-- Opening Marker --

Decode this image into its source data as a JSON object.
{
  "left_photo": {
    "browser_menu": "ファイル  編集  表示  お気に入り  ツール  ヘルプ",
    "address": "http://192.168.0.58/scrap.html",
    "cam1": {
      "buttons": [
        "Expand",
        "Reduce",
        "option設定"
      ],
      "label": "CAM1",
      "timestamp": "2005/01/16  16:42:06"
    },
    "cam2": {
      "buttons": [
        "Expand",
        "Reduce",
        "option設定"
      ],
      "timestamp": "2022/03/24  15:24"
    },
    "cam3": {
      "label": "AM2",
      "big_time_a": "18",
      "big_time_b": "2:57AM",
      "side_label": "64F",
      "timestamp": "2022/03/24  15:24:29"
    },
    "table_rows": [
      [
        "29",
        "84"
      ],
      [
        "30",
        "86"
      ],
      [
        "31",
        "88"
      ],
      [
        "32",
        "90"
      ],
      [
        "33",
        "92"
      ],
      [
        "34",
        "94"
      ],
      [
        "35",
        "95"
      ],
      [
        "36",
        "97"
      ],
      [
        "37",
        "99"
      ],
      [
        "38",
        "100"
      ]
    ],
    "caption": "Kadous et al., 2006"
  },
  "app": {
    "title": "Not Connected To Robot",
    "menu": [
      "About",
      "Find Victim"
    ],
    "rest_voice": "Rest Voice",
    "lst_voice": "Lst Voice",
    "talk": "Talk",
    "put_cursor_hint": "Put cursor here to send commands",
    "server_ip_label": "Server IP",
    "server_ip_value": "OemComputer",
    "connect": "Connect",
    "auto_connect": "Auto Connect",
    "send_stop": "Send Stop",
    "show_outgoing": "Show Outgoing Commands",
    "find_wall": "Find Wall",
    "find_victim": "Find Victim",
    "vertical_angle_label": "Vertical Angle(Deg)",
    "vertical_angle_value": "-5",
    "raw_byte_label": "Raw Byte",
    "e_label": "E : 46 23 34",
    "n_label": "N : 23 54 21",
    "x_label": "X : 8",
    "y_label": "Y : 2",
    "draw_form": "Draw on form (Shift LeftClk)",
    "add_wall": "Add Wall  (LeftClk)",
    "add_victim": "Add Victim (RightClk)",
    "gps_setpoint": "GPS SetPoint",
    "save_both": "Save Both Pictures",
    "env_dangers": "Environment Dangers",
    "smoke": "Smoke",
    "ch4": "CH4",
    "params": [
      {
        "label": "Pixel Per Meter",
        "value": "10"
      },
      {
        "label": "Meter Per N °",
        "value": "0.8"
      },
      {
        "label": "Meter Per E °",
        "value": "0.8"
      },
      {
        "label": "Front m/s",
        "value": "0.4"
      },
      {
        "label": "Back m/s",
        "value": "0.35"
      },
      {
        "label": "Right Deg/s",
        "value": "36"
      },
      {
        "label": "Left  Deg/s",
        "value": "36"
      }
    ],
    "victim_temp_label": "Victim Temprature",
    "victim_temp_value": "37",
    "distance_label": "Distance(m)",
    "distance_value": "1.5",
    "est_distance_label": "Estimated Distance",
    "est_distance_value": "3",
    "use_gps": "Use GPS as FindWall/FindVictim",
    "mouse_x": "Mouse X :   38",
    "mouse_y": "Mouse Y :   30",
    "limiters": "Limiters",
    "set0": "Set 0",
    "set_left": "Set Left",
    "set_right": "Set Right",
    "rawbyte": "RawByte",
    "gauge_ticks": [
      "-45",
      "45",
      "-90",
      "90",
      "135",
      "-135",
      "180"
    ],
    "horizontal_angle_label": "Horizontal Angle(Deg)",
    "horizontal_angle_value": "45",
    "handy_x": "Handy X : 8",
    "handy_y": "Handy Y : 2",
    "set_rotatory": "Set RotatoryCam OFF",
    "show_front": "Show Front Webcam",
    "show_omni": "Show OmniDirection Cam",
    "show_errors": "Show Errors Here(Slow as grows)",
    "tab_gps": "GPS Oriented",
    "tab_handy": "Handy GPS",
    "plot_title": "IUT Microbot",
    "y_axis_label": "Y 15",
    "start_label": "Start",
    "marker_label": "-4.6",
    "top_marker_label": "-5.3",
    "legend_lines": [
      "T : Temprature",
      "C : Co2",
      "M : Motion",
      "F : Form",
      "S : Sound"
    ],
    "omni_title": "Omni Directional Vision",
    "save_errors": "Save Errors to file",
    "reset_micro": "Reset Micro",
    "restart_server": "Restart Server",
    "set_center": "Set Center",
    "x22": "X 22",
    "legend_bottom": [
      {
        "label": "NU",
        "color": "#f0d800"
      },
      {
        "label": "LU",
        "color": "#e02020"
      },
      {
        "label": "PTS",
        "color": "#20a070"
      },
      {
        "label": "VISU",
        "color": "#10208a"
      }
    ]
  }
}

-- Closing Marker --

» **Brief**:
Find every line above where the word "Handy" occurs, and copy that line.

» **Result of the exercise**:
    "handy_x": "Handy X : 8",
    "handy_y": "Handy Y : 2",
    "tab_handy": "Handy GPS",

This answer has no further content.